**Records for this exercise:**
----
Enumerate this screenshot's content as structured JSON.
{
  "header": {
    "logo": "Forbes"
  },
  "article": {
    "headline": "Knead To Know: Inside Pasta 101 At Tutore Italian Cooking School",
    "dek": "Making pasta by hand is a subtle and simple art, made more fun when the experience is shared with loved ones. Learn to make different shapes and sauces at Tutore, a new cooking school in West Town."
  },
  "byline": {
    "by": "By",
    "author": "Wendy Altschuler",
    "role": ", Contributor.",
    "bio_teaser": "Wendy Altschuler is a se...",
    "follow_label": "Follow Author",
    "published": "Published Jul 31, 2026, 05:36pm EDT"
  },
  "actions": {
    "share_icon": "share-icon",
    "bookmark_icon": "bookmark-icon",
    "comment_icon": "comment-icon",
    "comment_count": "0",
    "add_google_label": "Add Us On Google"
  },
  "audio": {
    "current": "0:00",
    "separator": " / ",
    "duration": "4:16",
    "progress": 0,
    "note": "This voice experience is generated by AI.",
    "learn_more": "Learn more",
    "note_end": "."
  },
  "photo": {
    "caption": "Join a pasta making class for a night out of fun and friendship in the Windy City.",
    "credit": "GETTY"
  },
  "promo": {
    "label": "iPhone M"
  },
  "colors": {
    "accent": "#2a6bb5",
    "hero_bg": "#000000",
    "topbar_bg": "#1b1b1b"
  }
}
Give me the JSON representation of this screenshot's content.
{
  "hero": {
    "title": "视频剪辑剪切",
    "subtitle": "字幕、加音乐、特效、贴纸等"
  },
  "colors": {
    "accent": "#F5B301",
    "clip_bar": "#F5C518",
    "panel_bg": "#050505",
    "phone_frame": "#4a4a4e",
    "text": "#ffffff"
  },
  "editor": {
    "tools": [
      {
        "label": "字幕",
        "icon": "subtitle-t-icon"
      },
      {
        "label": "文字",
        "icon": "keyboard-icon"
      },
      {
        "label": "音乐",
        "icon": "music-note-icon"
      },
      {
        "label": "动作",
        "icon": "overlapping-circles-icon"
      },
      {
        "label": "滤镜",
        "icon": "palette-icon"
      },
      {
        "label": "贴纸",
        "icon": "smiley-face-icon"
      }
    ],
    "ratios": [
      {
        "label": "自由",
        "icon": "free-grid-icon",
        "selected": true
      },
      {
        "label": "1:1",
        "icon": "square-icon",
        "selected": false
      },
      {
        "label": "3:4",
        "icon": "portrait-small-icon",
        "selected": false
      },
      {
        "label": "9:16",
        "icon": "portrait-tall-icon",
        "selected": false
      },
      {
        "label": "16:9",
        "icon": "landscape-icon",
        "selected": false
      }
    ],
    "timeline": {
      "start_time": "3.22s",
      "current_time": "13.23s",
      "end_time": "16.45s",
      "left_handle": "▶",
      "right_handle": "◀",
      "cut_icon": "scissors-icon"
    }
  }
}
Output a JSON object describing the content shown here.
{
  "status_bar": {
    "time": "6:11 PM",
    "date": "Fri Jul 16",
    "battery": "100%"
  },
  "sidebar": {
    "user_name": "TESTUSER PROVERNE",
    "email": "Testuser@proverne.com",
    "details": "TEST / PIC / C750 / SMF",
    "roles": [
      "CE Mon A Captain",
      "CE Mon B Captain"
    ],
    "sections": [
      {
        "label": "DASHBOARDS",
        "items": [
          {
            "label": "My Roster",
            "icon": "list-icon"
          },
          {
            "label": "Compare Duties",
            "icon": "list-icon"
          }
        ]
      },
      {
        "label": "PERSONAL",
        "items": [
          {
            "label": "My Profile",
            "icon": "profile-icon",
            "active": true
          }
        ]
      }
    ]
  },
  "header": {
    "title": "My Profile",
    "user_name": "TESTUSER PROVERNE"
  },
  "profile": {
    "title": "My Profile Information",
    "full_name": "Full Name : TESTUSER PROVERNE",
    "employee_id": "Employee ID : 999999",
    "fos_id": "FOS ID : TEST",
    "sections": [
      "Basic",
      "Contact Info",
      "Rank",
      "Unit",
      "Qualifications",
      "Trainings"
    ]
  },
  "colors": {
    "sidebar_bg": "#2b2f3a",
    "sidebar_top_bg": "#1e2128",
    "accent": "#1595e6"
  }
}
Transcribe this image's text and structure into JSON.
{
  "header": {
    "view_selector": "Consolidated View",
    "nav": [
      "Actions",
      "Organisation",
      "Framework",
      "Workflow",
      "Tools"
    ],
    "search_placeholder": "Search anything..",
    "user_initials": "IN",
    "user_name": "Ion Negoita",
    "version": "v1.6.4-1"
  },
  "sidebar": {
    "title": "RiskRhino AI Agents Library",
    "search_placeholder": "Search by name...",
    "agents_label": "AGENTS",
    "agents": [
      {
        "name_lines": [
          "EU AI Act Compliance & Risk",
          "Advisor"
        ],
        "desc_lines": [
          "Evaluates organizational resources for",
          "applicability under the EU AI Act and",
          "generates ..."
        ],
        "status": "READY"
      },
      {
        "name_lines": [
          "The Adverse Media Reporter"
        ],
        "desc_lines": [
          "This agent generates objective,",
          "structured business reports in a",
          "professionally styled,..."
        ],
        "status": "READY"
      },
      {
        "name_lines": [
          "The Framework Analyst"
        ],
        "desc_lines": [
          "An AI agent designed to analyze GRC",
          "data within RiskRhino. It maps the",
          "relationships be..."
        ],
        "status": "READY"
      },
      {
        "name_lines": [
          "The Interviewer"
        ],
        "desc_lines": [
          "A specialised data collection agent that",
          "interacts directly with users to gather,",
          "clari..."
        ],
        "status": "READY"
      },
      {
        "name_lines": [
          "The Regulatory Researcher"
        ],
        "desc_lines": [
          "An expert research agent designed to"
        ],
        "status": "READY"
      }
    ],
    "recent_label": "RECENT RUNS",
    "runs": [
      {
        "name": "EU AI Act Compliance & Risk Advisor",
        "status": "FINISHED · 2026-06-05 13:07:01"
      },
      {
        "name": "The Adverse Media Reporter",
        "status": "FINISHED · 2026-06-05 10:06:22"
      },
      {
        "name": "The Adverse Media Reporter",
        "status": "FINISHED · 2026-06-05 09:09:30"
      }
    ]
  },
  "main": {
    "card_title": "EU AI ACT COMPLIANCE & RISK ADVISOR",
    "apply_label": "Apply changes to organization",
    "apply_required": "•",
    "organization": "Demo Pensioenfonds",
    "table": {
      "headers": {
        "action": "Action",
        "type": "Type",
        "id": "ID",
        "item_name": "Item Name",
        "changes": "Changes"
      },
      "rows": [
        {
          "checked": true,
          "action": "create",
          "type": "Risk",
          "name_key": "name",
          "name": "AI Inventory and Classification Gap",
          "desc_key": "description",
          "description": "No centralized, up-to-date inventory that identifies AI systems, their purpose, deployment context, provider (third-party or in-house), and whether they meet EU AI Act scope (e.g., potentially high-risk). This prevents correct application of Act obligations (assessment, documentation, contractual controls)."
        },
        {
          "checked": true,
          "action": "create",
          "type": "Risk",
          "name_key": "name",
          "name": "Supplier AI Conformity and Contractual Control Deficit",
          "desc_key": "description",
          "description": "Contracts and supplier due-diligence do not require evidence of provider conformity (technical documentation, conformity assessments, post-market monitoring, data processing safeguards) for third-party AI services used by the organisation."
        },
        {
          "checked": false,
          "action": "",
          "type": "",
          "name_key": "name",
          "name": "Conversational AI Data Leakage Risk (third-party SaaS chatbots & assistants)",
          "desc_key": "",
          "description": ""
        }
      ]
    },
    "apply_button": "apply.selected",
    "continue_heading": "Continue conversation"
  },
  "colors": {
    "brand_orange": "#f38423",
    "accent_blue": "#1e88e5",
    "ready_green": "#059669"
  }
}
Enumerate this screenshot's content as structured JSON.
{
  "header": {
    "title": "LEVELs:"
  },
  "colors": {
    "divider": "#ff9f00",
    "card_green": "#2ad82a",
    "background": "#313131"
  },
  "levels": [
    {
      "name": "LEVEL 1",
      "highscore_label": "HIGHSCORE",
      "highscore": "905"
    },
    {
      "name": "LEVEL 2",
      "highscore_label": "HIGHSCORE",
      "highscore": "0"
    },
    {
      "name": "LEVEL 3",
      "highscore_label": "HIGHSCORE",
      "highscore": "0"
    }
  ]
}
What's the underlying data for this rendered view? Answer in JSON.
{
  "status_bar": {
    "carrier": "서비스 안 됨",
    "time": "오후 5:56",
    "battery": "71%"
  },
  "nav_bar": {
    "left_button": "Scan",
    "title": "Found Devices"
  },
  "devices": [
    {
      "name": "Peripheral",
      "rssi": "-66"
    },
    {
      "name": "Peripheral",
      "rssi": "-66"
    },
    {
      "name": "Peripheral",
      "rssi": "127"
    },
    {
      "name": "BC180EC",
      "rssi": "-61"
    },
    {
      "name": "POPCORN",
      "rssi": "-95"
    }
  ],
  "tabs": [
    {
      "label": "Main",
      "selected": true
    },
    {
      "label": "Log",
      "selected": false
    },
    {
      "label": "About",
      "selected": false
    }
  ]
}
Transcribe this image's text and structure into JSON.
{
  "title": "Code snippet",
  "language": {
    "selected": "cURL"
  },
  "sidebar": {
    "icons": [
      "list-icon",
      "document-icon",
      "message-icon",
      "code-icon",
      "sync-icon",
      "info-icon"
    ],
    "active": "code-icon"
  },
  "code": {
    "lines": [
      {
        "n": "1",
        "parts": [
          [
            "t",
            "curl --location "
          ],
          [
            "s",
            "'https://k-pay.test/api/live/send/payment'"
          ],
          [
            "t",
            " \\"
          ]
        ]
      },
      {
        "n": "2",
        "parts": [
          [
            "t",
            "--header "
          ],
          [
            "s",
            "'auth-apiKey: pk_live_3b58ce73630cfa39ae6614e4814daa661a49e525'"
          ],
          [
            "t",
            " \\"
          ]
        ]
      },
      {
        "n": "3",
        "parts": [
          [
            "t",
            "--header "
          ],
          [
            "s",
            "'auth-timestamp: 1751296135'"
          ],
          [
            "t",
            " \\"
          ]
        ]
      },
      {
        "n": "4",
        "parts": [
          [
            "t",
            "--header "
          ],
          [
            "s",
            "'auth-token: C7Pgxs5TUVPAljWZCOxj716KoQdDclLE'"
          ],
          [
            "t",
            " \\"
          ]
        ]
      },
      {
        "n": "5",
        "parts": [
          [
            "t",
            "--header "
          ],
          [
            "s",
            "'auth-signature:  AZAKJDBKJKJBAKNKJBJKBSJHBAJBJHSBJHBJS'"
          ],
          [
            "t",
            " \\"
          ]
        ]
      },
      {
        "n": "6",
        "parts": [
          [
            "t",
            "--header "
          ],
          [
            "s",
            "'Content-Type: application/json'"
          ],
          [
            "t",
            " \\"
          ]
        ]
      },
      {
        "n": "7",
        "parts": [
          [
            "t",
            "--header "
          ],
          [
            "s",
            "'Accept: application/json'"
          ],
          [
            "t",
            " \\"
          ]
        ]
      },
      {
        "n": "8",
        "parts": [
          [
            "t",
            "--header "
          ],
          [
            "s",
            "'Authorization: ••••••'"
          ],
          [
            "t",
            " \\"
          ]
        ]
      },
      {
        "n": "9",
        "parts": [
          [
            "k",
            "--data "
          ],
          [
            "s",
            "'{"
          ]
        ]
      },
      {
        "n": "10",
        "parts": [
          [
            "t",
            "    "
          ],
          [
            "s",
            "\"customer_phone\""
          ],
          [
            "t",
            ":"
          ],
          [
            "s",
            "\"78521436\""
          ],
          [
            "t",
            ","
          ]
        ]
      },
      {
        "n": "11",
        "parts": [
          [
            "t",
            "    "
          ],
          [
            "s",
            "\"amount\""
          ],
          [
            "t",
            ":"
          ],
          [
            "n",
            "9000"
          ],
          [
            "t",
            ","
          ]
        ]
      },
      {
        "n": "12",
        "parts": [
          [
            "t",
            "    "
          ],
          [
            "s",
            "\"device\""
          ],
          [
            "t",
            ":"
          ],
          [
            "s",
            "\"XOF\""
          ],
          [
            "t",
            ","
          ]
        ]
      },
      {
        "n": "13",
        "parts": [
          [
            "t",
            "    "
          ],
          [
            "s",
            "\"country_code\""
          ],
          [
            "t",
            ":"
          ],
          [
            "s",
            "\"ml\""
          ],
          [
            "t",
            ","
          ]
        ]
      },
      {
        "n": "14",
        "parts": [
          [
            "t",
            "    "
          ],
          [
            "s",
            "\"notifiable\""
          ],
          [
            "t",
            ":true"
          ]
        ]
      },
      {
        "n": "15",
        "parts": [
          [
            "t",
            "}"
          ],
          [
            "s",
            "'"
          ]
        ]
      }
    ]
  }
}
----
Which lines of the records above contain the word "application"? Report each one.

          "description": "No centralized, up-to-date inventory that identifies AI systems, their purpose, deployment context, provider (third-party or in-house), and whether they meet EU AI Act scope (e.g., potentially high-risk). This prevents correct application of Act obligations (assessment, documentation, contractual controls)."
            "'Content-Type: application/json'"
            "'Accept: application/json'"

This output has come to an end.